======== Records for the task ========

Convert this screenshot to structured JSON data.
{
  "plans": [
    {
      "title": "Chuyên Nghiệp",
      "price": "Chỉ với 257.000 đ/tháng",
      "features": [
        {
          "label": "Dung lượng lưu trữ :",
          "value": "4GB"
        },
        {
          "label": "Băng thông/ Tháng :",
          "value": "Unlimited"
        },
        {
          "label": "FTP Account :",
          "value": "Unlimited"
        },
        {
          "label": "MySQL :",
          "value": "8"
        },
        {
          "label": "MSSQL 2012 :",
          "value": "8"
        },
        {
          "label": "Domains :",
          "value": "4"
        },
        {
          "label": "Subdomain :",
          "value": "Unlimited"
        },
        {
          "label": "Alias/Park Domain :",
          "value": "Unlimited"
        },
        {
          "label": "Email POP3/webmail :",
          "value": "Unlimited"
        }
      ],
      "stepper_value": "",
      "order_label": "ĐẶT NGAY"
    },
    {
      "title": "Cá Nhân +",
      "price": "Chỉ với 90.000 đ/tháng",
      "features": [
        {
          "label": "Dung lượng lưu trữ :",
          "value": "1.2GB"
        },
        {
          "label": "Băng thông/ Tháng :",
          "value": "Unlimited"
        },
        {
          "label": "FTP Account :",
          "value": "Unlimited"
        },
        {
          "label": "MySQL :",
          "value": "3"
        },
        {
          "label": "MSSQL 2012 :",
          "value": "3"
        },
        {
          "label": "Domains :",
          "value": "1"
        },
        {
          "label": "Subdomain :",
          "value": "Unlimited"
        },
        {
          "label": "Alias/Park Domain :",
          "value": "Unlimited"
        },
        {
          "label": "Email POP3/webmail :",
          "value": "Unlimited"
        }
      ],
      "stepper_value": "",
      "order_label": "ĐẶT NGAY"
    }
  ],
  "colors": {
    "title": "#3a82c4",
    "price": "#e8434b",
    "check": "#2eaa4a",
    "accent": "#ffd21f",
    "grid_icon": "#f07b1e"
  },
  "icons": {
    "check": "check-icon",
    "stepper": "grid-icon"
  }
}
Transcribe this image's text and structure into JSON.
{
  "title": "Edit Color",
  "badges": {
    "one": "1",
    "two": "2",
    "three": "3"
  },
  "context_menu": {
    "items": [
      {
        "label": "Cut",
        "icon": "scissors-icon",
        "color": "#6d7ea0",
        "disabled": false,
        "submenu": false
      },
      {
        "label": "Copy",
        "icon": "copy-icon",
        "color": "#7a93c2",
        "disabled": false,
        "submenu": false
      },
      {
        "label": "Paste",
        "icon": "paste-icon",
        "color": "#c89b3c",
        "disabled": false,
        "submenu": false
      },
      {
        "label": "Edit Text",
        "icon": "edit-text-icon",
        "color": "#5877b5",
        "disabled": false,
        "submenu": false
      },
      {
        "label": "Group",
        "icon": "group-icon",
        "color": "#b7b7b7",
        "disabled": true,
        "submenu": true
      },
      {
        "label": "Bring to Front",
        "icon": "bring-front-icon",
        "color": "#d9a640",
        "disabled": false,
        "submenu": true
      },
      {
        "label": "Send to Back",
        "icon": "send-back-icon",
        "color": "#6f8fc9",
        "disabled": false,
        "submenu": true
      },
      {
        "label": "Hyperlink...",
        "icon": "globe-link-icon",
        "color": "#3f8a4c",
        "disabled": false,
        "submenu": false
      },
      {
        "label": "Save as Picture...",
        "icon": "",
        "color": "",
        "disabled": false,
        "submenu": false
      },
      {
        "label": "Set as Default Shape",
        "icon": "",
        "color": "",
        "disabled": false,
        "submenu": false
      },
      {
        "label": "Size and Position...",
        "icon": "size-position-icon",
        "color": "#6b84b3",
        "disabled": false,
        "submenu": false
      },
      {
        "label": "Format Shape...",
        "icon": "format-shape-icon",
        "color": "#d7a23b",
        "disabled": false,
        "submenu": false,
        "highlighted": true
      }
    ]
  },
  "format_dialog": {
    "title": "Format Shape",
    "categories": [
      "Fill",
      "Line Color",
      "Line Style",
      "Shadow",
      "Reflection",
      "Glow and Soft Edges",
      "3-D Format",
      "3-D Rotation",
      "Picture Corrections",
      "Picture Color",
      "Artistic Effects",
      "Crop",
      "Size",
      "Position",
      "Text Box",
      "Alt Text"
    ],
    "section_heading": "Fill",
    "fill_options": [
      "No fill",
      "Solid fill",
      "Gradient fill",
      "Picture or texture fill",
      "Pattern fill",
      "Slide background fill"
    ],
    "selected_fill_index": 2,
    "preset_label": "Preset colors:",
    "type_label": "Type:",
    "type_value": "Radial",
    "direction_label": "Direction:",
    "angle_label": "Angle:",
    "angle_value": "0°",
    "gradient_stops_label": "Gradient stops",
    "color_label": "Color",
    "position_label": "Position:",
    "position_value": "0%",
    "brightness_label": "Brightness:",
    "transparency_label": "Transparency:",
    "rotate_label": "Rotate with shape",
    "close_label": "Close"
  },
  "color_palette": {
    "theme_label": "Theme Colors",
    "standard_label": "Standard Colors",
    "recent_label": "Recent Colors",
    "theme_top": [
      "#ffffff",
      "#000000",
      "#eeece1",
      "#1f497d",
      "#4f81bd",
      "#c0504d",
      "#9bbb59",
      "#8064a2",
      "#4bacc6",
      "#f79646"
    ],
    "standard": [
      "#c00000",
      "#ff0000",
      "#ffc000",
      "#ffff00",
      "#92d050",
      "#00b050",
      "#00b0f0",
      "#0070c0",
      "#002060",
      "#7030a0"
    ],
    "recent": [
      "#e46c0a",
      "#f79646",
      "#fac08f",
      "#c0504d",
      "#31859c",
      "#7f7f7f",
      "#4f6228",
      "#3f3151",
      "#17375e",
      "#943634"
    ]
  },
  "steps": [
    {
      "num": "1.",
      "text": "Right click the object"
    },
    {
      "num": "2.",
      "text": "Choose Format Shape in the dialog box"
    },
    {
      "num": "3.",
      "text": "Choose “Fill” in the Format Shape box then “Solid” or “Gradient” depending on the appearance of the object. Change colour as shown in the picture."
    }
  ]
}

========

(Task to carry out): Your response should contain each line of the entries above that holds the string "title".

(Response to this task):
      "title": "Chuyên Nghiệp",
      "title": "Cá Nhân +",
    "title": "#3a82c4",
  "title": "Edit Color",
    "title": "Format Shape",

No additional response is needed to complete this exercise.